BEGIN

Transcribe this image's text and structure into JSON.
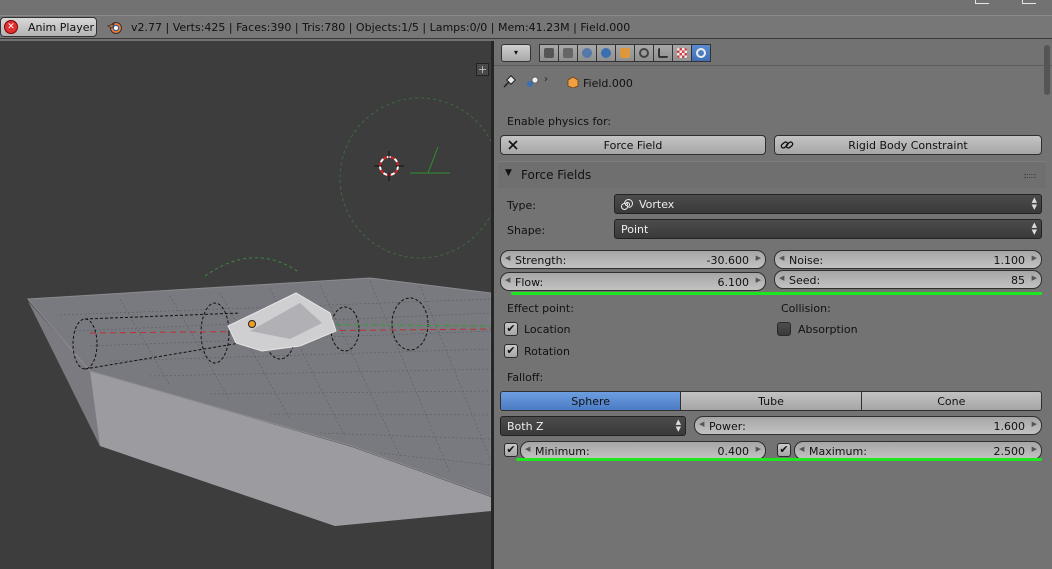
{
  "topbar": {
    "player_label": "Anim Player",
    "stats": "v2.77 | Verts:425 | Faces:390 | Tris:780 | Objects:1/5 | Lamps:0/0 | Mem:41.23M | Field.000"
  },
  "viewport": {
    "plus_label": "+"
  },
  "props": {
    "editor_type_label": "▾",
    "context_tabs": [
      "render",
      "render-layers",
      "scene",
      "world",
      "object",
      "constraints",
      "modifiers",
      "data",
      "physics"
    ],
    "breadcrumb_object": "Field.000",
    "enable_label": "Enable physics for:",
    "force_field_btn": "Force Field",
    "rigid_constraint_btn": "Rigid Body Constraint",
    "panel_title": "Force Fields",
    "type_label": "Type:",
    "type_value": "Vortex",
    "shape_label": "Shape:",
    "shape_value": "Point",
    "strength_label": "Strength:",
    "strength_value": "-30.600",
    "noise_label": "Noise:",
    "noise_value": "1.100",
    "flow_label": "Flow:",
    "flow_value": "6.100",
    "seed_label": "Seed:",
    "seed_value": "85",
    "effect_point_label": "Effect point:",
    "location_label": "Location",
    "rotation_label": "Rotation",
    "collision_label": "Collision:",
    "absorption_label": "Absorption",
    "falloff_label": "Falloff:",
    "falloff_tabs": [
      "Sphere",
      "Tube",
      "Cone"
    ],
    "falloff_selected": "Sphere",
    "both_z_value": "Both Z",
    "power_label": "Power:",
    "power_value": "1.600",
    "minimum_label": "Minimum:",
    "minimum_value": "0.400",
    "maximum_label": "Maximum:",
    "maximum_value": "2.500",
    "checks": {
      "location": true,
      "rotation": true,
      "absorption": false,
      "minimum": true,
      "maximum": true
    }
  },
  "colors": {
    "selected_tab": "#5a8bd0",
    "annotation_underline": "#1ee61e",
    "panel_bg": "#737373",
    "viewport_bg": "#3d3d3d"
  }
}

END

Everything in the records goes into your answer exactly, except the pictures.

▶ **Written solution**:
Transcribe this image's text and structure into JSON.
{
  "topbar": {
    "player_label": "Anim Player",
    "stats": "v2.77 | Verts:425 | Faces:390 | Tris:780 | Objects:1/5 | Lamps:0/0 | Mem:41.23M | Field.000"
  },
  "viewport": {
    "plus_label": "+"
  },
  "props": {
    "editor_type_label": "▾",
    "context_tabs": [
      "render",
      "render-layers",
      "scene",
      "world",
      "object",
      "constraints",
      "modifiers",
      "data",
      "physics"
    ],
    "breadcrumb_object": "Field.000",
    "enable_label": "Enable physics for:",
    "force_field_btn": "Force Field",
    "rigid_constraint_btn": "Rigid Body Constraint",
    "panel_title": "Force Fields",
    "type_label": "Type:",
    "type_value": "Vortex",
    "shape_label": "Shape:",
    "shape_value": "Point",
    "strength_label": "Strength:",
    "strength_value": "-30.600",
    "noise_label": "Noise:",
    "noise_value": "1.100",
    "flow_label": "Flow:",
    "flow_value": "6.100",
    "seed_label": "Seed:",
    "seed_value": "85",
    "effect_point_label": "Effect point:",
    "location_label": "Location",
    "rotation_label": "Rotation",
    "collision_label": "Collision:",
    "absorption_label": "Absorption",
    "falloff_label": "Falloff:",
    "falloff_tabs": [
      "Sphere",
      "Tube",
      "Cone"
    ],
    "falloff_selected": "Sphere",
    "both_z_value": "Both Z",
    "power_label": "Power:",
    "power_value": "1.600",
    "minimum_label": "Minimum:",
    "minimum_value": "0.400",
    "maximum_label": "Maximum:",
    "maximum_value": "2.500",
    "checks": {
      "location": true,
      "rotation": true,
      "absorption": false,
      "minimum": true,
      "maximum": true
    }
  },
  "colors": {
    "selected_tab": "#5a8bd0",
    "annotation_underline": "#1ee61e",
    "panel_bg": "#737373",
    "viewport_bg": "#3d3d3d"
  }
}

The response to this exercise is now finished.